_About this exercise_
Repeat these records exactly, pictures excluded.
The input Start Marker
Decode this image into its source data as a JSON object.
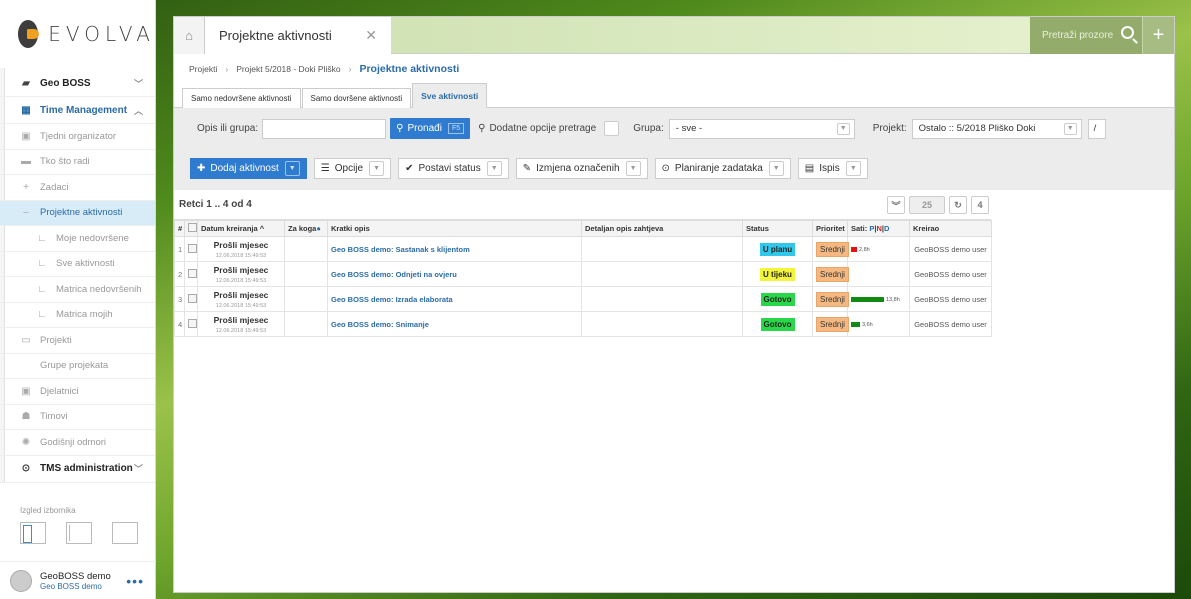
{
  "brand": "EVOLVA",
  "sidebar": {
    "items": [
      {
        "label": "Geo BOSS",
        "icon": "book-icon",
        "style": "bold"
      },
      {
        "label": "Time Management",
        "icon": "calendar-icon",
        "style": "bold-blue"
      },
      {
        "label": "Tjedni organizator",
        "icon": "calendar-small-icon",
        "style": "normal"
      },
      {
        "label": "Tko što radi",
        "icon": "list-icon",
        "style": "normal"
      },
      {
        "label": "Zadaci",
        "icon": "plus-icon",
        "style": "normal"
      },
      {
        "label": "Projektne aktivnosti",
        "icon": "minus-icon",
        "style": "active"
      },
      {
        "label": "Moje nedovršene",
        "icon": "sub-icon",
        "style": "sub"
      },
      {
        "label": "Sve aktivnosti",
        "icon": "sub-icon",
        "style": "sub"
      },
      {
        "label": "Matrica nedovršenih",
        "icon": "sub-icon",
        "style": "sub"
      },
      {
        "label": "Matrica mojih",
        "icon": "sub-icon",
        "style": "sub"
      },
      {
        "label": "Projekti",
        "icon": "folder-icon",
        "style": "normal"
      },
      {
        "label": "Grupe projekata",
        "icon": "",
        "style": "normal"
      },
      {
        "label": "Djelatnici",
        "icon": "person-icon",
        "style": "normal"
      },
      {
        "label": "Timovi",
        "icon": "team-icon",
        "style": "normal"
      },
      {
        "label": "Godišnji odmori",
        "icon": "sun-icon",
        "style": "normal"
      },
      {
        "label": "TMS administration",
        "icon": "clock-icon",
        "style": "bold"
      }
    ],
    "layout_label": "Izgled izbornika",
    "user_name": "GeoBOSS demo",
    "user_sub": "Geo BOSS demo"
  },
  "tabs": {
    "active_title": "Projektne aktivnosti",
    "search_placeholder": "Pretraži prozore"
  },
  "breadcrumb": {
    "items": [
      "Projekti",
      "Projekt 5/2018 - Doki Pliško"
    ],
    "current": "Projektne aktivnosti"
  },
  "subtabs": [
    "Samo nedovršene aktivnosti",
    "Samo dovršene aktivnosti",
    "Sve aktivnosti"
  ],
  "filters": {
    "opis_label": "Opis ili grupa:",
    "opis_value": "",
    "find_label": "Pronađi",
    "find_key": "F5",
    "advanced_label": "Dodatne opcije pretrage",
    "grupa_label": "Grupa:",
    "grupa_value": "- sve -",
    "projekt_label": "Projekt:",
    "projekt_value": "Ostalo :: 5/2018 Pliško Doki",
    "slash": "/"
  },
  "toolbar": {
    "add": "Dodaj aktivnost",
    "options": "Opcije",
    "status": "Postavi status",
    "edit": "Izmjena označenih",
    "plan": "Planiranje zadataka",
    "print": "Ispis"
  },
  "grid": {
    "rows_label": "Retci 1 .. 4 od 4",
    "page_size": "25",
    "count": "4",
    "headers": {
      "num": "#",
      "date": "Datum kreiranja",
      "for": "Za koga",
      "short": "Kratki opis",
      "detail": "Detaljan opis zahtjeva",
      "status": "Status",
      "prio": "Prioritet",
      "hours": "Sati:",
      "hours_p": "P",
      "hours_n": "N",
      "hours_d": "D",
      "creator": "Kreirao"
    },
    "rows": [
      {
        "n": "1",
        "date": "Prošli mjesec",
        "ts": "12.06.2018 15:49:53",
        "title": "Geo BOSS demo: Sastanak s klijentom",
        "status": "U planu",
        "status_color": "#2fc7ea",
        "prio": "Srednji",
        "bar_color": "#e81010",
        "bar_frac": 0.06,
        "hours": "2,8h",
        "creator": "GeoBOSS demo user"
      },
      {
        "n": "2",
        "date": "Prošli mjesec",
        "ts": "12.06.2018 15:49:53",
        "title": "Geo BOSS demo: Odnjeti na ovjeru",
        "status": "U tijeku",
        "status_color": "#f4f43a",
        "prio": "Srednji",
        "bar_color": "",
        "bar_frac": 0,
        "hours": "",
        "creator": "GeoBOSS demo user"
      },
      {
        "n": "3",
        "date": "Prošli mjesec",
        "ts": "12.06.2018 15:49:53",
        "title": "Geo BOSS demo: Izrada elaborata",
        "status": "Gotovo",
        "status_color": "#28d848",
        "prio": "Srednji",
        "bar_color": "#118a11",
        "bar_frac": 0.33,
        "hours": "13,8h",
        "creator": "GeoBOSS demo user"
      },
      {
        "n": "4",
        "date": "Prošli mjesec",
        "ts": "12.06.2018 15:49:53",
        "title": "Geo BOSS demo: Snimanje",
        "status": "Gotovo",
        "status_color": "#28d848",
        "prio": "Srednji",
        "bar_color": "#118a11",
        "bar_frac": 0.09,
        "hours": "3,6h",
        "creator": "GeoBOSS demo user"
      }
    ]
  }
}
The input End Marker
_Written answer_
Decode this image into its source data as a JSON object.
{
  "brand": "EVOLVA",
  "sidebar": {
    "items": [
      {
        "label": "Geo BOSS",
        "icon": "book-icon",
        "style": "bold"
      },
      {
        "label": "Time Management",
        "icon": "calendar-icon",
        "style": "bold-blue"
      },
      {
        "label": "Tjedni organizator",
        "icon": "calendar-small-icon",
        "style": "normal"
      },
      {
        "label": "Tko što radi",
        "icon": "list-icon",
        "style": "normal"
      },
      {
        "label": "Zadaci",
        "icon": "plus-icon",
        "style": "normal"
      },
      {
        "label": "Projektne aktivnosti",
        "icon": "minus-icon",
        "style": "active"
      },
      {
        "label": "Moje nedovršene",
        "icon": "sub-icon",
        "style": "sub"
      },
      {
        "label": "Sve aktivnosti",
        "icon": "sub-icon",
        "style": "sub"
      },
      {
        "label": "Matrica nedovršenih",
        "icon": "sub-icon",
        "style": "sub"
      },
      {
        "label": "Matrica mojih",
        "icon": "sub-icon",
        "style": "sub"
      },
      {
        "label": "Projekti",
        "icon": "folder-icon",
        "style": "normal"
      },
      {
        "label": "Grupe projekata",
        "icon": "",
        "style": "normal"
      },
      {
        "label": "Djelatnici",
        "icon": "person-icon",
        "style": "normal"
      },
      {
        "label": "Timovi",
        "icon": "team-icon",
        "style": "normal"
      },
      {
        "label": "Godišnji odmori",
        "icon": "sun-icon",
        "style": "normal"
      },
      {
        "label": "TMS administration",
        "icon": "clock-icon",
        "style": "bold"
      }
    ],
    "layout_label": "Izgled izbornika",
    "user_name": "GeoBOSS demo",
    "user_sub": "Geo BOSS demo"
  },
  "tabs": {
    "active_title": "Projektne aktivnosti",
    "search_placeholder": "Pretraži prozore"
  },
  "breadcrumb": {
    "items": [
      "Projekti",
      "Projekt 5/2018 - Doki Pliško"
    ],
    "current": "Projektne aktivnosti"
  },
  "subtabs": [
    "Samo nedovršene aktivnosti",
    "Samo dovršene aktivnosti",
    "Sve aktivnosti"
  ],
  "filters": {
    "opis_label": "Opis ili grupa:",
    "opis_value": "",
    "find_label": "Pronađi",
    "find_key": "F5",
    "advanced_label": "Dodatne opcije pretrage",
    "grupa_label": "Grupa:",
    "grupa_value": "- sve -",
    "projekt_label": "Projekt:",
    "projekt_value": "Ostalo :: 5/2018 Pliško Doki",
    "slash": "/"
  },
  "toolbar": {
    "add": "Dodaj aktivnost",
    "options": "Opcije",
    "status": "Postavi status",
    "edit": "Izmjena označenih",
    "plan": "Planiranje zadataka",
    "print": "Ispis"
  },
  "grid": {
    "rows_label": "Retci 1 .. 4 od 4",
    "page_size": "25",
    "count": "4",
    "headers": {
      "num": "#",
      "date": "Datum kreiranja",
      "for": "Za koga",
      "short": "Kratki opis",
      "detail": "Detaljan opis zahtjeva",
      "status": "Status",
      "prio": "Prioritet",
      "hours": "Sati:",
      "hours_p": "P",
      "hours_n": "N",
      "hours_d": "D",
      "creator": "Kreirao"
    },
    "rows": [
      {
        "n": "1",
        "date": "Prošli mjesec",
        "ts": "12.06.2018 15:49:53",
        "title": "Geo BOSS demo: Sastanak s klijentom",
        "status": "U planu",
        "status_color": "#2fc7ea",
        "prio": "Srednji",
        "bar_color": "#e81010",
        "bar_frac": 0.06,
        "hours": "2,8h",
        "creator": "GeoBOSS demo user"
      },
      {
        "n": "2",
        "date": "Prošli mjesec",
        "ts": "12.06.2018 15:49:53",
        "title": "Geo BOSS demo: Odnjeti na ovjeru",
        "status": "U tijeku",
        "status_color": "#f4f43a",
        "prio": "Srednji",
        "bar_color": "",
        "bar_frac": 0,
        "hours": "",
        "creator": "GeoBOSS demo user"
      },
      {
        "n": "3",
        "date": "Prošli mjesec",
        "ts": "12.06.2018 15:49:53",
        "title": "Geo BOSS demo: Izrada elaborata",
        "status": "Gotovo",
        "status_color": "#28d848",
        "prio": "Srednji",
        "bar_color": "#118a11",
        "bar_frac": 0.33,
        "hours": "13,8h",
        "creator": "GeoBOSS demo user"
      },
      {
        "n": "4",
        "date": "Prošli mjesec",
        "ts": "12.06.2018 15:49:53",
        "title": "Geo BOSS demo: Snimanje",
        "status": "Gotovo",
        "status_color": "#28d848",
        "prio": "Srednji",
        "bar_color": "#118a11",
        "bar_frac": 0.09,
        "hours": "3,6h",
        "creator": "GeoBOSS demo user"
      }
    ]
  }
}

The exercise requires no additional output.